Gasoline fell as Japan’s sovereign- credit rating was lowered and the Organization for Economic Cooperation and Development said Europe’s debt crisis risks damaging the global economy.
Futures declined as Fitch Ratings cited limited progress by Japan in addressing its public debt for the one-step downgrade to A+ with a negative outlook. The OECD, which advises its 34- member nations on economic policy, left the group’s 2012 forecast unchanged while reducing its outlook for the euro area.
“The downgrade for Japan was bearish,” said Phil Flynn, vice president of research at PFGBest in Chicago. “June crude is also going off the board today and contributing to volatility.”
Gasoline for June delivery fell 0.31 cent to settle at $2.937 a gallon on the New York Mercantile Exchange, the first loss in three days.
A worsening of Europe’s sovereign debt crisis “may materialize and spill over outside the euro area with very serious consequences for the global economy,” OECD Chief Economist Pier Carlo Padoan wrote in the organization’s semiannual report on the global economy.
“In the back of people’s heads, they’re worried about Europe and demand destruction,” said Fred Rigolini, vice president of Paramount Options Inc. in New York.
The remarks come as European Union leaders are preparing to gather in Brussels tomorrow to discuss how to revive growth and address a political impasse in Greece, where voters rejected austerity measures in elections on May 6.
Futures rose earlier as a leading economic index for China rose at the same pace in April as the prior month, increasing optimism that the world’s second-biggest economy may avoid a deeper slowdown. The gauge climbed 0.8 percent from March to 232.4, the New York-based Conference Board said.
The report comes a day after China’s Premier Wen Jiabao pledged to focus more on bolstering growth, easing concern the world’s second-largest economy is slowing.
“The China news is supporting,” Flynn said.
In Europe, U.K. inflation slowed more than forecast in April, with consumer prices rising 3 percent from a year earlier, down from 3.5 percent in March, the Office for National Statistics said. European leaders will do “everything necessary” to keep Greece in the 17-nation euro currency system and focus on steps to aid economic expansion, German Finance Minister Wolfgang Schaeuble said yesterday.
“It’s a mixed bag of news out of Europe and the downgrade of Japan by Fitch and the OECD are negative factors,” said Gene McGillian, an analyst and broker at Tradition Energy in Stamford, Connecticut.
Gasoline demand rose 1.2 percent in the week ended May 11 and supplies fell to the lowest since November even as refiners boosted utilization rates 1.9 percentage points to 88.3 percent, according to Energy Department data. Gasoline exports averaged 411,000 barrels a day, more than double the 200,000-barrel-a-day average from a year earlier.
The department will probably report tomorrow that stockpiles fell 650,000 barrels last week, according to the median estimate of 12 analysts in a survey by Bloomberg news. Refinery rates increased 0.3 percentage point.
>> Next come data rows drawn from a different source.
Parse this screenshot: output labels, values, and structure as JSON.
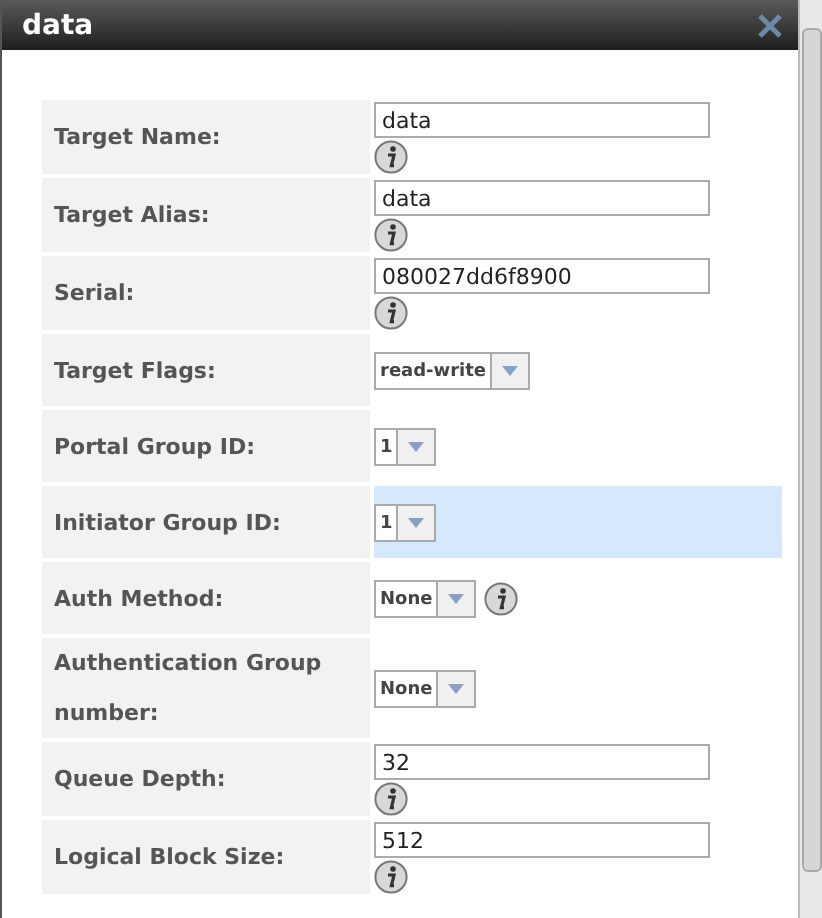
{
  "window": {
    "title": "data"
  },
  "rows": [
    {
      "label": "Target Name:",
      "kind": "text",
      "value": "data",
      "info": true,
      "highlighted": false
    },
    {
      "label": "Target Alias:",
      "kind": "text",
      "value": "data",
      "info": true,
      "highlighted": false
    },
    {
      "label": "Serial:",
      "kind": "text",
      "value": "080027dd6f8900",
      "info": true,
      "highlighted": false
    },
    {
      "label": "Target Flags:",
      "kind": "select",
      "value": "read-write",
      "info": false,
      "highlighted": false
    },
    {
      "label": "Portal Group ID:",
      "kind": "select",
      "value": "1",
      "info": false,
      "highlighted": false
    },
    {
      "label": "Initiator Group ID:",
      "kind": "select",
      "value": "1",
      "info": false,
      "highlighted": true
    },
    {
      "label": "Auth Method:",
      "kind": "select",
      "value": "None",
      "info": true,
      "highlighted": false
    },
    {
      "label": "Authentication Group number:",
      "kind": "select",
      "value": "None",
      "info": false,
      "highlighted": false
    },
    {
      "label": "Queue Depth:",
      "kind": "text",
      "value": "32",
      "info": true,
      "highlighted": false
    },
    {
      "label": "Logical Block Size:",
      "kind": "text",
      "value": "512",
      "info": true,
      "highlighted": false
    }
  ]
}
“We’re calling for across-the-board declines in inventories,” McGillian said. “If they continue to increase refinery utilization and we continue to see falling product inventories, it seems there may be stronger export demand than people had projected.”
Regular gasoline at the pump, averaged nationwide, fell 0.9 cent to $3.68 a gallon yesterday, according to AAA. It was the lowest level since Feb. 24. Gasoline is down 6.5 percent since reaching a 2012 high of $3.936 on April 4.
Diesel and heating oil supplies probably sank 500,000 barrels, according to the survey. Demand for heating oil and diesel shrank 7.8 percent to 3.65 million barrels a day in the week ended May 11, according to department data. Inventories slipped 969,000 barrels to 119.8 million, the lowest level since June 2008.
June-delivery heating oil rose 0.11 cent to settle at $2.8614 a gallon on the exchange.
To contact the reporters on this story: Barbara J Powell in Dallas at firstname.lastname@example.org;
To contact the editor responsible for this story: Dan Stets at email@example.com